▼

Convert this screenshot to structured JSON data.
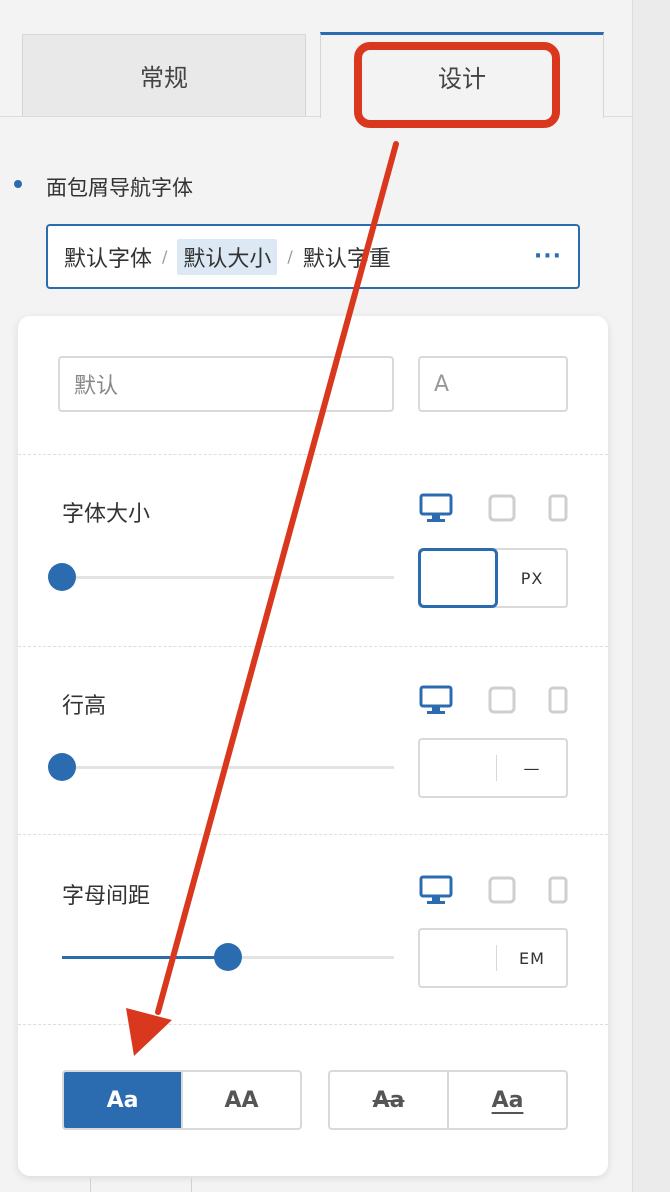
{
  "tabs": [
    {
      "label": "常规",
      "active": false
    },
    {
      "label": "设计",
      "active": true
    }
  ],
  "section": {
    "title": "面包屑导航字体",
    "summary": {
      "family": "默认字体",
      "size": "默认大小",
      "weight": "默认字重",
      "separator": "/",
      "more": "···"
    }
  },
  "font_family_input": {
    "value": "默认"
  },
  "font_preview": {
    "value": "A"
  },
  "font_size": {
    "label": "字体大小",
    "value": "",
    "unit": "PX",
    "slider": 0.0
  },
  "line_height": {
    "label": "行高",
    "value": "",
    "unit": "—",
    "slider": 0.0
  },
  "letter_spacing": {
    "label": "字母间距",
    "value": "",
    "unit": "EM",
    "slider": 0.5
  },
  "text_transform": {
    "options": [
      "Aa",
      "AA"
    ],
    "selected": "Aa"
  },
  "text_decoration": {
    "options": [
      "Aa",
      "Aa"
    ]
  },
  "colors": {
    "accent": "#2b6cb0",
    "annotation": "#d9381e"
  }
}
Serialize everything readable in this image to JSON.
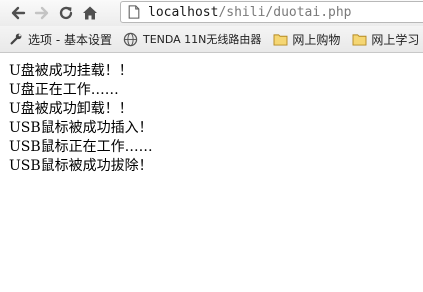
{
  "browser": {
    "url": {
      "host": "localhost",
      "path": "/shili/duotai.php"
    },
    "icons": {
      "back": "back-arrow-icon",
      "forward": "forward-arrow-icon",
      "reload": "reload-icon",
      "home": "home-icon",
      "page": "page-icon"
    }
  },
  "bookmarks": [
    {
      "icon": "wrench-icon",
      "label": "选项 - 基本设置"
    },
    {
      "icon": "globe-icon",
      "label": "TENDA 11N无线路由器"
    },
    {
      "icon": "folder-icon",
      "label": "网上购物"
    },
    {
      "icon": "folder-icon",
      "label": "网上学习"
    }
  ],
  "content": {
    "lines": [
      "U盘被成功挂载！！",
      "U盘正在工作……",
      "U盘被成功卸载！！",
      "USB鼠标被成功插入！",
      "USB鼠标正在工作……",
      "USB鼠标被成功拔除！"
    ]
  }
}
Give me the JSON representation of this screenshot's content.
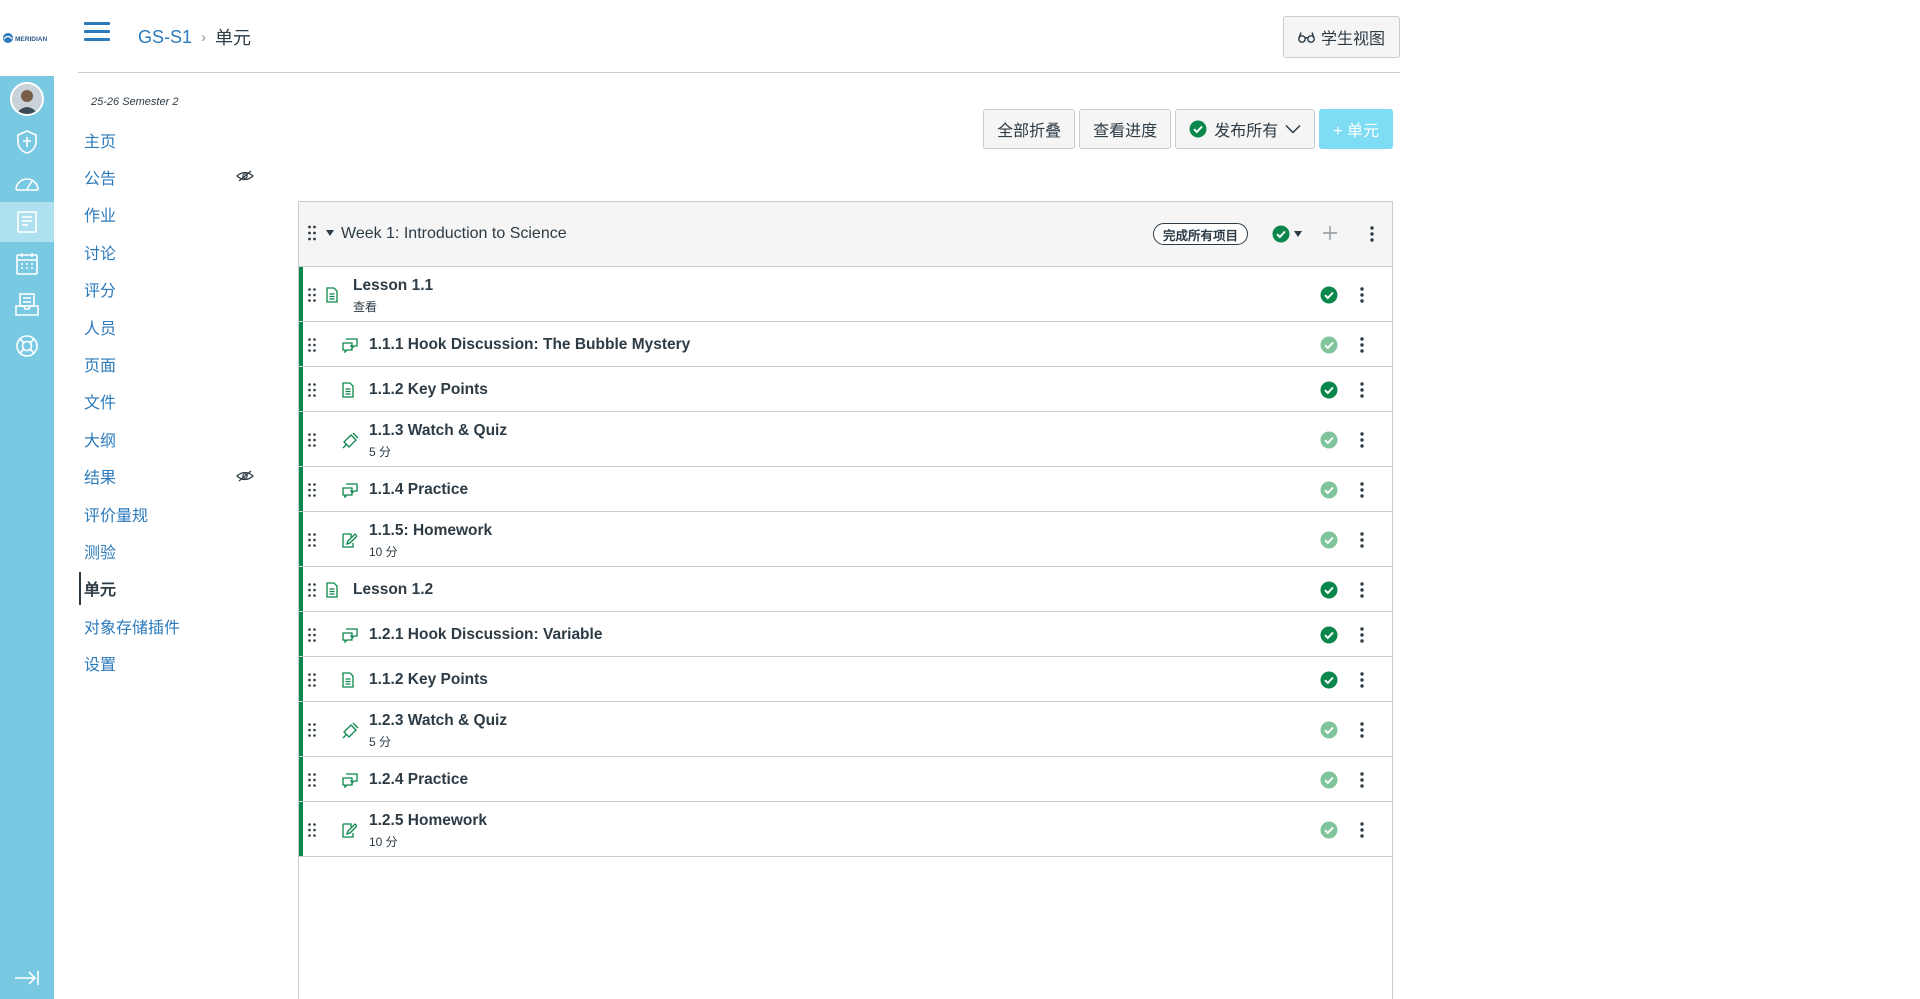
{
  "global_nav": {
    "logo_text": "MERIDIAN",
    "items": [
      {
        "name": "account"
      },
      {
        "name": "admin"
      },
      {
        "name": "dashboard"
      },
      {
        "name": "courses",
        "active": true
      },
      {
        "name": "calendar"
      },
      {
        "name": "inbox"
      },
      {
        "name": "help"
      }
    ]
  },
  "header": {
    "breadcrumb_course": "GS-S1",
    "breadcrumb_separator": "›",
    "breadcrumb_current": "单元",
    "student_view_label": "学生视图"
  },
  "course_nav": {
    "term": "25-26 Semester 2",
    "items": [
      {
        "label": "主页"
      },
      {
        "label": "公告",
        "hidden": true
      },
      {
        "label": "作业"
      },
      {
        "label": "讨论"
      },
      {
        "label": "评分"
      },
      {
        "label": "人员"
      },
      {
        "label": "页面"
      },
      {
        "label": "文件"
      },
      {
        "label": "大纲"
      },
      {
        "label": "结果",
        "hidden": true
      },
      {
        "label": "评价量规"
      },
      {
        "label": "测验"
      },
      {
        "label": "单元",
        "active": true
      },
      {
        "label": "对象存储插件"
      },
      {
        "label": "设置"
      }
    ]
  },
  "toolbar": {
    "collapse_all": "全部折叠",
    "view_progress": "查看进度",
    "publish_all": "发布所有",
    "add_module": "+ 单元"
  },
  "module": {
    "title": "Week 1: Introduction to Science",
    "requirement": "完成所有项目",
    "items": [
      {
        "title": "Lesson 1.1",
        "meta": "查看",
        "type": "page",
        "indent": 0,
        "published": "dark"
      },
      {
        "title": "1.1.1 Hook Discussion: The Bubble Mystery",
        "meta": "",
        "type": "discussion",
        "indent": 1,
        "published": "light"
      },
      {
        "title": "1.1.2 Key Points",
        "meta": "",
        "type": "page",
        "indent": 1,
        "published": "dark"
      },
      {
        "title": "1.1.3 Watch & Quiz",
        "meta": "5 分",
        "type": "quiz",
        "indent": 1,
        "published": "light"
      },
      {
        "title": "1.1.4 Practice",
        "meta": "",
        "type": "discussion",
        "indent": 1,
        "published": "light"
      },
      {
        "title": "1.1.5: Homework",
        "meta": "10 分",
        "type": "assignment",
        "indent": 1,
        "published": "light"
      },
      {
        "title": "Lesson 1.2",
        "meta": "",
        "type": "page",
        "indent": 0,
        "published": "dark"
      },
      {
        "title": "1.2.1 Hook Discussion: Variable",
        "meta": "",
        "type": "discussion",
        "indent": 1,
        "published": "dark"
      },
      {
        "title": "1.1.2 Key Points",
        "meta": "",
        "type": "page",
        "indent": 1,
        "published": "dark"
      },
      {
        "title": "1.2.3 Watch & Quiz",
        "meta": "5 分",
        "type": "quiz",
        "indent": 1,
        "published": "light"
      },
      {
        "title": "1.2.4 Practice",
        "meta": "",
        "type": "discussion",
        "indent": 1,
        "published": "light"
      },
      {
        "title": "1.2.5 Homework",
        "meta": "10 分",
        "type": "assignment",
        "indent": 1,
        "published": "light"
      }
    ]
  },
  "colors": {
    "link": "#2b7abc",
    "nav_bg": "#7ac9e3",
    "published_dark": "#0b874b",
    "published_light": "#7fc49b",
    "primary_button": "#7fdcf5"
  }
}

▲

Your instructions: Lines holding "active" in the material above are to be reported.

Exercise solution:
      "active": false
      "active": true
        "active": true
        "active": true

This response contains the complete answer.